Associate Professor Emerita Christine A. Jenkins and Michael Cart have authored a new comprehensive history of young adult literature featuring LGBTQ+ themes. Their book, Representing the Rainbow in Young Adult Literature: LGBTQ+ Content Since 1969, was recently published by Rowman & Littlefield.
The book builds on their earlier work, The Heart Has Its Reasons (2006), a historical analysis of the early years of young adult (YA) fiction with LGBTQ+ content, a text that was included on VOYA’s Five-Foot Bookshelf of Essential Reading for Professionals Who Serve Teens.
Jenkins and Cart's new title provides an overview of this rapidly expanding body of literature within the context of the young adult (YA) literary landscape. In addition to a decade-by-decade analysis of YA fiction, this edition also includes chapters on bisexual, transgender, and intersex issues and characters, as well as chapters on comics, graphic novels, and works of nonfiction.

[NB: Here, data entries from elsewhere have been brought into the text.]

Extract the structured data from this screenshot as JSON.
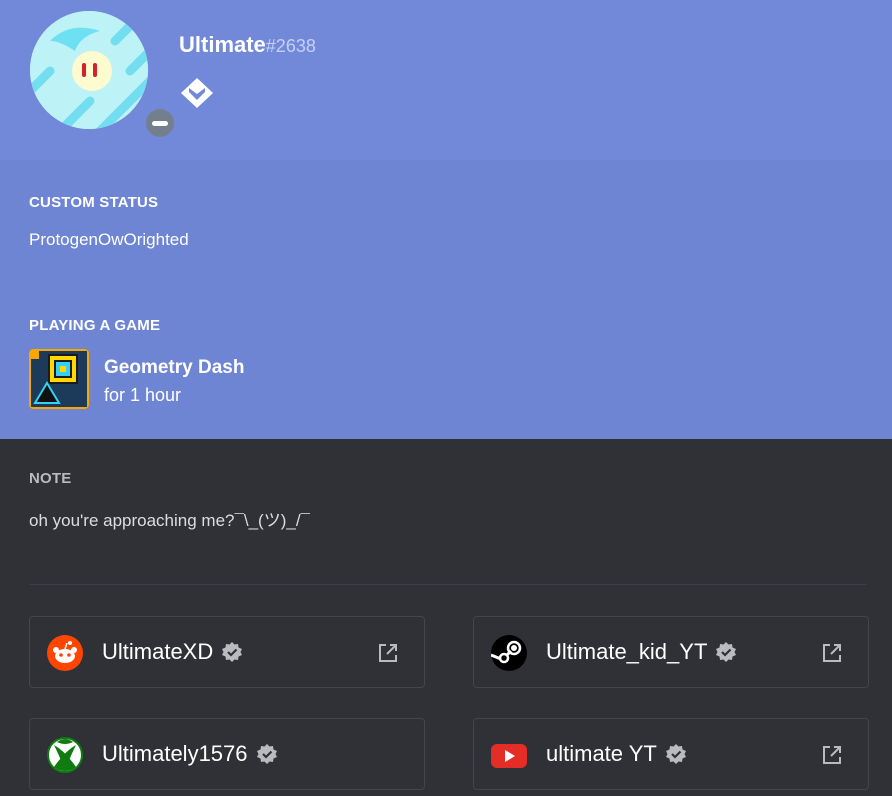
{
  "profile": {
    "username": "Ultimate",
    "discriminator": "#2638",
    "status": "dnd",
    "badge_icon": "hypesquad-icon"
  },
  "custom_status": {
    "title": "CUSTOM STATUS",
    "text": "ProtogenOwOrighted"
  },
  "activity": {
    "title": "PLAYING A GAME",
    "game_name": "Geometry Dash",
    "duration": "for 1 hour"
  },
  "note": {
    "title": "NOTE",
    "text": "oh you're approaching me?¯\\_(ツ)_/¯"
  },
  "connected_accounts": [
    {
      "service": "reddit",
      "name": "UltimateXD",
      "verified": true,
      "icon": "reddit-icon"
    },
    {
      "service": "steam",
      "name": "Ultimate_kid_YT",
      "verified": true,
      "icon": "steam-icon"
    },
    {
      "service": "xbox",
      "name": "Ultimately1576",
      "verified": true,
      "icon": "xbox-icon"
    },
    {
      "service": "youtube",
      "name": "ultimate YT",
      "verified": true,
      "icon": "youtube-icon"
    }
  ],
  "colors": {
    "header": "#7289da",
    "activity": "#6e85d3",
    "body": "#2f3136",
    "reddit": "#ff4500",
    "youtube": "#e52d27",
    "xbox_green": "#107c10",
    "verified": "#b9bbbe"
  }
}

According to the publisher, "this volume charts the evolution of YA literature that features characters and themes which resonate not only with LGBTQ+ readers but with their allies as well. In this resource, Jenkins and Cart identify titles that are notable either for their excellence—accurate, thoughtful, and nuanced depictions—or deficiencies—books that are wrongheaded, stereotypical, or outdated. Encompassing a wide range of gender and sexual identities, Representing the Rainbow in Young Adult Literature is an invaluable resource for young people eager to read about books relevant to them and their lives."

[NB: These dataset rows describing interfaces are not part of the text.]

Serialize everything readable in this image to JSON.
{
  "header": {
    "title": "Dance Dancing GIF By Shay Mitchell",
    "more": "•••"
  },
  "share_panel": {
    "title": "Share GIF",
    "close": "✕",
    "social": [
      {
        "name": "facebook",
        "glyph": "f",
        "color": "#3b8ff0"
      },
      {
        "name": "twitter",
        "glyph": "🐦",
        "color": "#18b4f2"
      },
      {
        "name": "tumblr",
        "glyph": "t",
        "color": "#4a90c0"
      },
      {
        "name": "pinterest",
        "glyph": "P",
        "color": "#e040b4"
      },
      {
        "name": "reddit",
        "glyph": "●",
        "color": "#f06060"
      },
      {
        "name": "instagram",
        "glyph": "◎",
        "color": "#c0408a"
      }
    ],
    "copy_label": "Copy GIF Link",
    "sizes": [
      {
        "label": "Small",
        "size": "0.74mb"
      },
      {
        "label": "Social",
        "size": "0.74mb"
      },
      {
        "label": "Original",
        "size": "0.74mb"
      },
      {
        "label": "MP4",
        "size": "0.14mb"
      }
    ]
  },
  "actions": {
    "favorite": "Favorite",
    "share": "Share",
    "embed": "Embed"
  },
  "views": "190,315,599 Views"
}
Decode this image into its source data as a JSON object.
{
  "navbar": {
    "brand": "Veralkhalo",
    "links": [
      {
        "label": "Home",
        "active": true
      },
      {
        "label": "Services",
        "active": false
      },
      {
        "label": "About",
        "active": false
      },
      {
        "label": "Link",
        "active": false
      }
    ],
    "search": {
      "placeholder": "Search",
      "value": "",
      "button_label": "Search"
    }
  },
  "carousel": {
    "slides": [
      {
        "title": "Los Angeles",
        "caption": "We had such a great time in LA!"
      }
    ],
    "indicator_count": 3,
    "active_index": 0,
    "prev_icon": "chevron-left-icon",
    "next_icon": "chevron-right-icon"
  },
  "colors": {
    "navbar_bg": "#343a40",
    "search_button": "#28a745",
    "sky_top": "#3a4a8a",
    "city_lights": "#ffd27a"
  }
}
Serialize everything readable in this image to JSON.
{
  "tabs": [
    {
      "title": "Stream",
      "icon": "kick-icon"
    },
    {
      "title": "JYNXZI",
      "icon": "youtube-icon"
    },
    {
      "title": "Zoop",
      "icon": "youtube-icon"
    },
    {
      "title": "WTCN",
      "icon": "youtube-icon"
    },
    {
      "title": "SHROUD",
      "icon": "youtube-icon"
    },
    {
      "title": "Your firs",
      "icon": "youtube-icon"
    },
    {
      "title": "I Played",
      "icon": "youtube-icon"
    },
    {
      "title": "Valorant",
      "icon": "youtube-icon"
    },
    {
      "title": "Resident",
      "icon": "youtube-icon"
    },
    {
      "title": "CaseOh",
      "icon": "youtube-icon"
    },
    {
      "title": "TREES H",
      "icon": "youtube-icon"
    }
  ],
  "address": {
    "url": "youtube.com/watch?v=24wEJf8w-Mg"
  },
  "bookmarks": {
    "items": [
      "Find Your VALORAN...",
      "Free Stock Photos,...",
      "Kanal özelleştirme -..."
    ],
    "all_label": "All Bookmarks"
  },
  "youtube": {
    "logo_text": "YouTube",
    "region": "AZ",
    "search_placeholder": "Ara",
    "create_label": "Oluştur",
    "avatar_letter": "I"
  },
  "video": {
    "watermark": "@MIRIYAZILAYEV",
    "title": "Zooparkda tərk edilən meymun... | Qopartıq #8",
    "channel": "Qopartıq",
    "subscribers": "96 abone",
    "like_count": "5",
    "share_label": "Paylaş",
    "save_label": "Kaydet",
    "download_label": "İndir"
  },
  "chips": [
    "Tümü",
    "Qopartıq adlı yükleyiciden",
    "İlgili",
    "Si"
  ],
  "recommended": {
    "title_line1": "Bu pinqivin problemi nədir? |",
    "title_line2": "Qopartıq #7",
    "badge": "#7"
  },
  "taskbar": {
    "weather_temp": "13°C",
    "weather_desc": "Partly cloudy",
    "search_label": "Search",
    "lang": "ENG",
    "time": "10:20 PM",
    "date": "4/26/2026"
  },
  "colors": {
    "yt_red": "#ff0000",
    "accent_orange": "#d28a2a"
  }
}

Before retiring from the iSchool in 2015, Jenkins taught courses on literature for young adults and children, gendered perspectives in LIS, reading and readers, and the history of children's books. She is the recipient of several teaching awards and has a decade of experience as a school librarian/media specialist. She is coeditor of the Handbook of Research on Children's and Young Adult Literature (2011) and coauthor (with Michael Cart) of Top 250 LGBTQ Books for Teens (2015). She holds a master's and PhD in library and information studies from the University of Wisconsin-Madison and a master's in English/children's literature from Eastern Michigan University.